Members of the Waugh family work behind the scenes at Big Daddy's Bar & Grill, a sports pub and eatery known for cold drinks and satisfying American cuisine. Juicy steaks, rotisserie chicken wings, and fresh nachos piled with slow-cooked pot roast are a few specialties. Stop by on Friday evenings for cold drinks or on Saturdays for live entertainment.
A herd of plastic cattle mark the entranceway to Bynum's Steakhouse, an establishment hailed as Indianapolis' best steakhouse by USA Today and 10Best. Aged for 21 days, all of Bynum's certified Angus steaks?from the juicy porterhouses to the 32-ounce, bone-in prime ribs?arrive in generous 1.5- to 2-inch cuts. Equally generous are the sides that accompany the tender cuts of meat: crocks of Bynum's onion soup and salads smothered in house-made dressings are served with each and every steak, along with bread and a choice of a baked potato, steak fries, rice, or veggies.
Aside from steaks, the Bynum's culinary team crafts everything from peppercorn-encrusted salmon to mushrooms saut?ed in garlic and vermouth. They're also known for their gigantic Madagascar lobster tails, topped traditionally with hot drawn butter or untraditionally with a drizzle of hot fudge. Speaking of, around five or six desserts draw meals to a sweet close; Gayot claims that "few can pass up the seasonal cobbler or creamy cheesecake", the latter of which is available in flavors like caramel apple, fudge brownie, and Belgian chocolate. And, to complement each course, bartenders supply a variety of wines, craft beers, and top-shelf liquors, including American Harvest Organic Vodka.
Boasting a quaint, small-town feel, pizza lovers may opt for a variety of toppings on crust that is considered to be neither thick or thin at Porky’s Pizza, where carry out and delivery are the only options available. Porky’s is located on the far south side of downtown Indianapolis near the intersection of Tabor Street and Shelby Street. The facility is on the north end of a one story, red-brick building. A small, suspended overhead sign makes the business visible by north- and south-bound traffic on Shelby Street. Popular menu selections include sausage pizza, breadsticks, Porky’s cheeseburger and beef Stromboli. The business is open from mid afternoon through late evening daily.
His & Hers Restaurant transports visitors into the American past and their stomachs into a state of fullness. Hearty soups and sandwiches dominate the lunch menu, but the kitchen is best known for its breakfast offerings?especially the hearty Hungry Man. Eight booths and a scattering of tables seat about 40 at a time, but a pinball game and claw machine tempt patrons out of their seats. Meanwhile, the vintage jukebox supplies a fittingly retro soundtrack.

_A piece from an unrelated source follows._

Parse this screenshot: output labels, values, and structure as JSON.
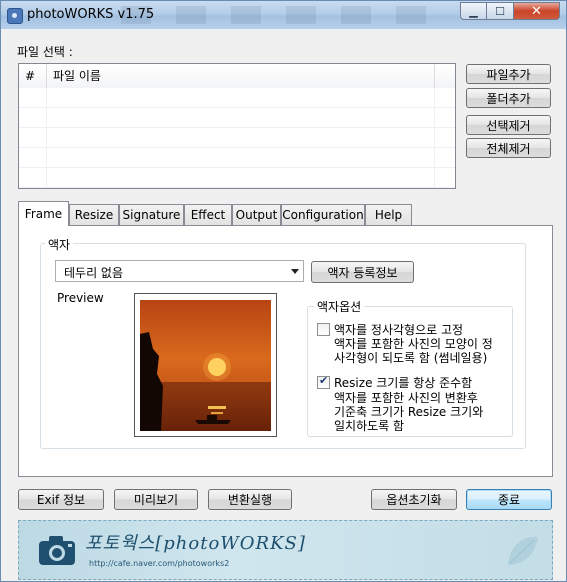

Born in Calabria, Italy, in 1888, Santora “Fred” Iozzo immigrated to New York City at the age of 17, hoping to create a new life for himself and the family he planned to build. After working on railroad lines in Massachusetts and Ohio, Fred landed in Indianapolis and quickly established an empire of grocery stores throughout the city. The economic onslaught of the Great Depression proved to be too much for this empire, though, and shop after shop began to close. Fred decided to begin anew yet again, founding a restaurant in 1930, naming it Iozzo’s Garden of Italy, and heading up operations until its unfortunate closure in 1940.
Along with her husband, Greg, Katie Harris decided to honor the memory of her great-grandfather Fred by reopening the restaurant in 2009. The reimagined establishment incorporates a few modern touches, but it mainly draws inspiration from traditional Italian culture. The chefs form meatballs by hand and make everything from alfredo to bolognese sauces in-house. At the same time, they embrace a slightly more modern approach by offering whole-wheat and gluten-free pastas, throwing in menu curveballs such as maple-bourbon pork, and serving holographic chicken piccata. Their culinary diligence earned them a Best of Metromix award in 2011.
With its rustic brickwork, wooden floorboards, and Tuscan-yellow walls, the eatery’s dining room exudes a rustic charm, and the pendant lamps and linen-draped tables add small touches of contemporary refinement. Outdoors, the courtyard area echoes the Old-World ambiance, recreating the feel of an Italian alleyway complete with a faux street lamp and cobblestone walkway.
Enzo Pizza’s chefs blend their own alfredo and marinara sauce to create a pink sauce they pour over penne noodles in a house-special dish. Their homemade alfredo sauce also clings to fettuccine noodles and sautéed chicken breasts. Behind a counter that's visible to patrons, they pile sausage, pepperoni, ham, bacon, and meatballs onto a thin-crust meat-lovers pizza or hide meat inside the stuffed double-pizza crust. They also serve pizza by the slice with toppings that, like most college majors, change daily.